Celebrating the Spiritual Levels of Torah
Torah Portion for the week of July 27 - August 2: Devarim
(Deuteronomy 1:1 - 3:22)
Language distinguishes humankind from all other creatures on this planet. It's not just a matter of communication, for there are clearly other animals that communicate with rather high degrees of sophistication. But for us, language is more than a mode of communication -- it is a vehicle for creation.
We not only express meaning with our words, we use them to shape that meaning. As we use words to form meaning, we constrict or expand the nature of the world we experience.
So here comes Devarim (Words), the name of this parashah and the name of the fifth and final book of the Torah that it begins.
These are the words that Moses spoke to all Israel beyond the Jordan -- in the wilderness, on the plain. . . . In the fortieth year, on the first day of the eleventh month, Moses spoke to the Israelites just as the Eternal had commanded him to speak to them. (Deut. 1:1, 3)
Deuteronomy contains the final discourses with which Moses shapes the essence of Torah (Teaching) and refines the nature of our biblical faith. The book is called "Deuteronomy" in English, from the earliest Greek translation of an older name for the same book: Mishnat Torah -- the repetition of the Teaching.
You might already know that the Hebrew word davar (singular of devarim) means "word" as well as "thing." The Hebrew language stunningly reflects the power of language to create worlds.

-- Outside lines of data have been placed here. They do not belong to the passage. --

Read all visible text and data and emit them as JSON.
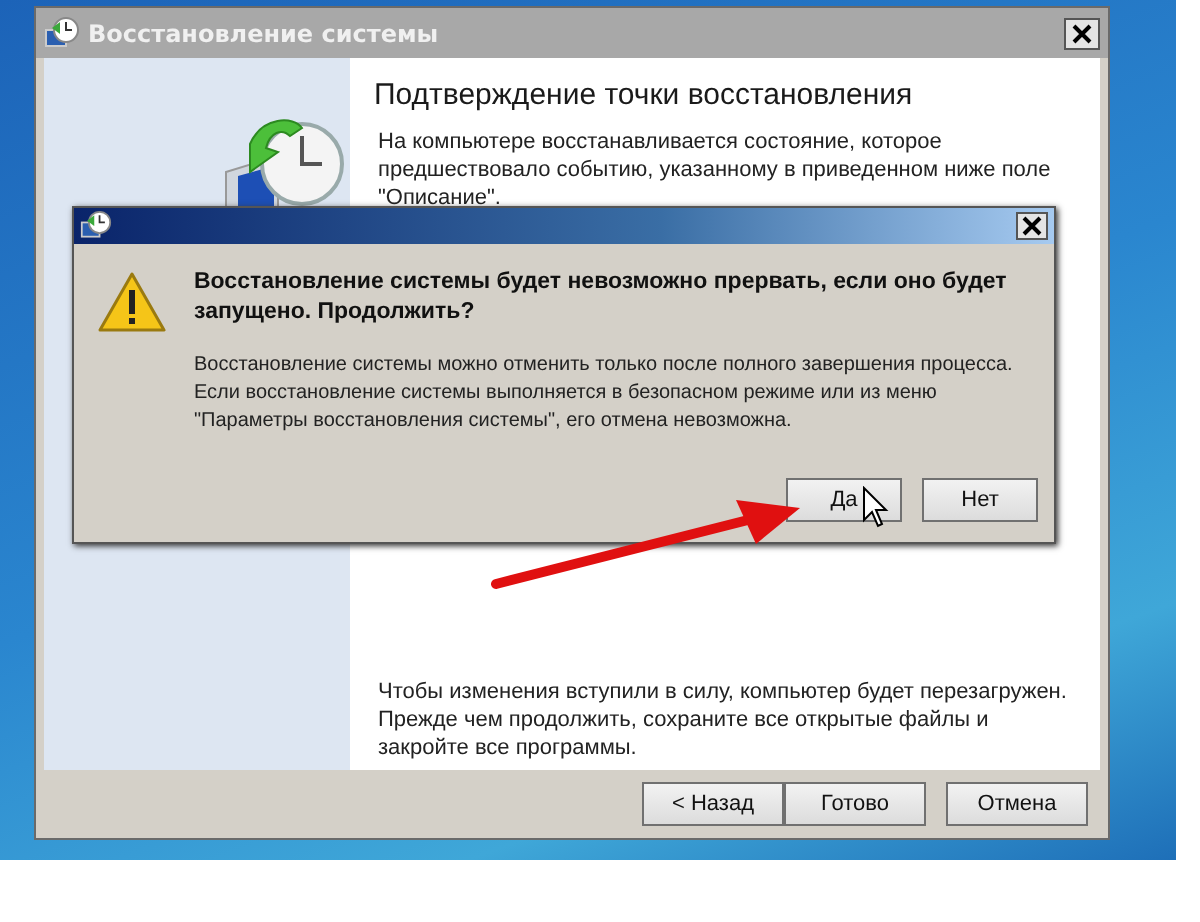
{
  "window": {
    "title": "Восстановление системы",
    "heading": "Подтверждение точки восстановления",
    "description": "На компьютере восстанавливается состояние, которое\nпредшествовало событию, указанному в приведенном ниже поле\n\"Описание\".",
    "note": "Чтобы изменения вступили в силу, компьютер будет перезагружен.\nПрежде чем продолжить, сохраните все открытые файлы и\nзакройте все программы.",
    "buttons": [
      {
        "label": "< Назад"
      },
      {
        "label": "Готово"
      },
      {
        "label": "Отмена"
      }
    ]
  },
  "dialog": {
    "message": "Восстановление системы будет невозможно прервать, если оно будет\nзапущено. Продолжить?",
    "details": "Восстановление системы можно отменить только после полного завершения процесса.\nЕсли восстановление системы выполняется в безопасном режиме или из меню\n\"Параметры восстановления системы\", его отмена невозможна.",
    "buttons": [
      {
        "label": "Да"
      },
      {
        "label": "Нет"
      }
    ]
  }
}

Remember, for example, that Creation itself (see Genesis 1) was imagined to follow from the Word of God: God spoke and the world was.
Perhaps the most powerful words we use are not the ones we share with others, but the self-talk with which we define ourselves and interpret our daily experience. These are the words we carry in our mind that help shape our current reality. Our world is impacted either positively or negatively by the energy of our interpretations and self-definitions.
At every moment, we can choose words of blessing or words of curse; words focusing on what is wrong and hopeless, or words pointing to what is kind and hopeful. Consciously choosing the nature of our self-talk is one of the essential ways to impact our own experience and our world.
It is time now to bring fuller awareness to the words we speak internally and externally, and to choose them well.
I am creative with the words I speak.
I choose words supporting greater compassion now.
I am a compassionate and creative being.
Right now, I am telling myself . . .
If my self-talk reflected the life I want, I would tell myself that . . .
If my words could create the world I want, I would write that . . .
“Torah is the book with no end, supporting our understanding of what it means to be a vehicle for the Spirit of Creation.”
Photo: Mark Reden